Fix Faulty Flowing Faucets and Fixtures
Go from room to room and check every faucet, handle, valve, supply line and drain pipe for leaks. Leaky plumbing parts are crying or attention. Take a box of tissues or a roll of toilet paper with you and use the “weeping water” method. To find the leak, you’ll wipe away its tears. Attentively pat the area with a dry tissue. If the tissue is wet, that part is crying for attention. Pay particular attention to joints where connections are made. You may just need a new washer in a spigot, handle or compression joint connection. If it remains dry, turn the water slowly on, and look for leaks dripping at supply line plumbing joints and drain pipes.
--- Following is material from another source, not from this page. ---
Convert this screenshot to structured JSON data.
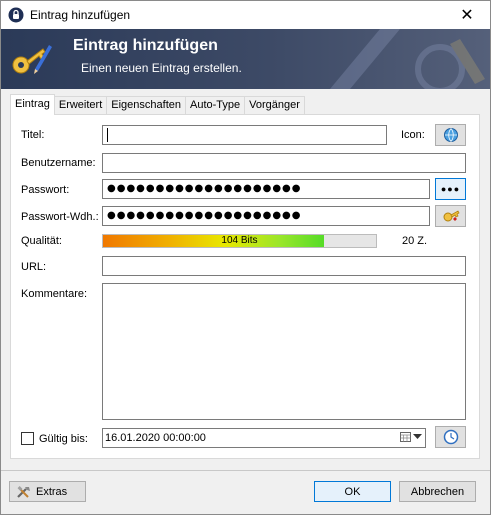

Make sure you check your shower, and by the washing machine, dishwasher, compressor, hot water tank, sprinkler systems, and outdoor hose connections.
As you inspect each area, check shut-off valves for moisture. Make a trip to the basement or crawl space and look for shut-off valves. A “gate valve” is your traditional round water shut off handle for hoses and water shut-offs. That round handle requires a packing nut and packing washer to not leak. If those items are old and worn, they’ll need to be replaced.
A “ball valve” has a lever that turns water on and off, and a ball inside that stops the flow. The lever only moves a quarter-turn to turn the flow on or off. Similarly, it has nuts and seals that could be worn or loose to cause a faulty flow.
If you have water damage, let a professional from a water damage restoration company check for leaks, make the necessary repairs, and professionally inspect and dry any floors, walls or carpet that may have been ruined from the leak.
Follow the Flow
At each fixture and faucet you stop at, follow the pipes along and check the joints with the weeping water method. If the plumbing tape or gaskets are worn, they will leak. If the plumbing joints weren’t aligned correctly, they will leak.
“WEEPING WATER” METHOD: USE A DRY TISSUE TO PAT A PLUMBING JOINT, VALVE OR PIPE AREA. IF IT’S WET, IT’S CRYING FOR ATTENTION
As you’re walking (or crawling) along, turn your head (carefully) and inspect the walls, floors, cupboards and ceilings for spotting and discoloring. It’s possible there are pipes behind the walls you can’t see. Check what you can see first, and make a note of water damage locations.
The water damage you see will help determine where the water is coming from, and indicate the extent of the water damage. If the plumbing leak has been unattended to for quite a while, it can start rotting floors, ruining gypsum drywall, and create an inviting environment for mildew, mold and unwanted creatures.
If you have water damage, don’t delay. Waiting will only cause more damage to your home! We are here to help 24/7. Give us a call anytime at 1-888-443-3110.